St. Mary's Baptist Church was the first reported church fire on March 26. Then, just 10 miles down the road, Greater Union Baptist Church went up in flames a week later. All three churches were well over a hundred years old.
A fourth church burned about 200 miles away in Caddo Parish, Louisiana. Authorities don't believe that fire is connected to the three in St. Landry Parish but are continuing to investigate.
The Louisiana State Fire Marshal, the lead investigator on the multiple fires, is working with the ATF and FBI to comb through what remains to determine a cause and possible motive. Meanwhile, more than 100 criminal investigators are on the scenes while another 150 to 200 investigators are working across the country to determine the cause.
"Right now, what we have to say is that the fires are suspicious," said Louisiana State Fire Marshal Butch Browning. "We do believe that crimes have occurred. We believe that the three fires obviously are not coincidental, they are related."
During the civil rights era, the burning of black churches was used as an intimidation tactic — both towards individuals and communities collectively.
"We know the past and we know the history and it certainly drives our investigation. I think it brings more passion to our investigation to quickly get answers," Browning. said "We're hunting them down right now and we're going to find them.
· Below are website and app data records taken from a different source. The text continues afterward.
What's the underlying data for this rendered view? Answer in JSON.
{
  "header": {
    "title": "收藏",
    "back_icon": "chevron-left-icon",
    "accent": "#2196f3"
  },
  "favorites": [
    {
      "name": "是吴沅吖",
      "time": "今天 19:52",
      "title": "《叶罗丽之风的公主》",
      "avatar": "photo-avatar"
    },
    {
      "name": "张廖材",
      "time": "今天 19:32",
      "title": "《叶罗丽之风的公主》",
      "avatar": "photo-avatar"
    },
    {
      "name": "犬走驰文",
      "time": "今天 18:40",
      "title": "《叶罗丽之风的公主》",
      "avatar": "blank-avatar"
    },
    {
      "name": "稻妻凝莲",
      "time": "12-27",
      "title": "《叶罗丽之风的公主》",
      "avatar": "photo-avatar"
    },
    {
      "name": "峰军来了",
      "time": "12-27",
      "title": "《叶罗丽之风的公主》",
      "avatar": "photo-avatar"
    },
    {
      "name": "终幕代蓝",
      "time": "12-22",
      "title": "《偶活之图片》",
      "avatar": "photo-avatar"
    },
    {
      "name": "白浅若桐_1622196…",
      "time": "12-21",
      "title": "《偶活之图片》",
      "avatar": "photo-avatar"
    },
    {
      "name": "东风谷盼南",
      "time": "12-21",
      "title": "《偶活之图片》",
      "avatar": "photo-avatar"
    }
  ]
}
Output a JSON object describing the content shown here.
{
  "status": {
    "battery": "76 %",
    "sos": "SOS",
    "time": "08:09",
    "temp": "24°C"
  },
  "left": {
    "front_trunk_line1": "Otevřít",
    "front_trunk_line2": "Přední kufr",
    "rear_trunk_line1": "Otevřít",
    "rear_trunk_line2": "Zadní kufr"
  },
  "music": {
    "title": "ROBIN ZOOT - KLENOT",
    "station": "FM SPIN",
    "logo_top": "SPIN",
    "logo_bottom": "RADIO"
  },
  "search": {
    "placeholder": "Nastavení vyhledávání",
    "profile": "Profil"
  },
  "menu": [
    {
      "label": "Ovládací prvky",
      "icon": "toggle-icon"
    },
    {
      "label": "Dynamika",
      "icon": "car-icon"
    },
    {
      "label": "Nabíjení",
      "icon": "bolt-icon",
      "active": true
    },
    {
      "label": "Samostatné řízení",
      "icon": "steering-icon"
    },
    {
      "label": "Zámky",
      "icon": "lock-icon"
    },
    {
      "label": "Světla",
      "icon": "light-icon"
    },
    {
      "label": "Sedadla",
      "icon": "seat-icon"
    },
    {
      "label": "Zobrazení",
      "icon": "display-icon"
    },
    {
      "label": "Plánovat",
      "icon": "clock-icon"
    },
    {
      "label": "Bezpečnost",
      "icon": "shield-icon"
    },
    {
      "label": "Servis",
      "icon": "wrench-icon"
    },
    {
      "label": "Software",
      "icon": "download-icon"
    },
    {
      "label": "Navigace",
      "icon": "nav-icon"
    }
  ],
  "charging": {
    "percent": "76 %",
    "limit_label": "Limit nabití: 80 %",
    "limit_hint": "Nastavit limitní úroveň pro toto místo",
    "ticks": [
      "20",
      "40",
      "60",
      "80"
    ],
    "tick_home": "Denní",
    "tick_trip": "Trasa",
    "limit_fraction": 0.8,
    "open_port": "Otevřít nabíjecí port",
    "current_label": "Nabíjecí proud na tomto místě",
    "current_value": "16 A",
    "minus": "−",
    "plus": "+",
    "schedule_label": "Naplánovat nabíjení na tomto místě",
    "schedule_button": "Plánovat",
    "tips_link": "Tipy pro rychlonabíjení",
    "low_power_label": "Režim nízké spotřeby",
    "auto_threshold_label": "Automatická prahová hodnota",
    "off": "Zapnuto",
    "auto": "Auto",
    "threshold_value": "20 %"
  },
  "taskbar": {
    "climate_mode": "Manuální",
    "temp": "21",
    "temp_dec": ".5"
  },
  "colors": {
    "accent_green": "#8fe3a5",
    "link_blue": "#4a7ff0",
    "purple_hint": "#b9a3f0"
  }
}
We're gonna bring them to justice."
For Toussaint, services must go on as planned. His congregation was invited to attend the Morning Star Baptist Church, where a packed house appeared eager to hear the word of God this Sunday morning.
"Let them know we'll keep praying with a building or without a building," said Morning Star Deacon Curtis Zachary, 46. "You can burn a building, but you can't take us, can't break us."
Just a few miles up the road from Morning Star Baptist, St. Mary's, another historically African American Church built in 1901, sits in ashes. Bibles are seared, but not destroyed.
"I think it's a sign," said Shameka Mallet, who has been a parishioner at St. Mary's her entire life. Her family has been part of the church for generations.
"It's kind of devastating. My mom was buried here, my grandfather was buried here, and my aunties were married here," Mallet said. She thinks the burning of these historically black churches has to do with race. "This church been here for the longest time and then all of the sudden this church is burned down? It's terrible."
Even in the worst of situations, however, Toussaint remains optimistic.
"This caused us to call each other more than we ever called each other," he said. "Now we can pull together."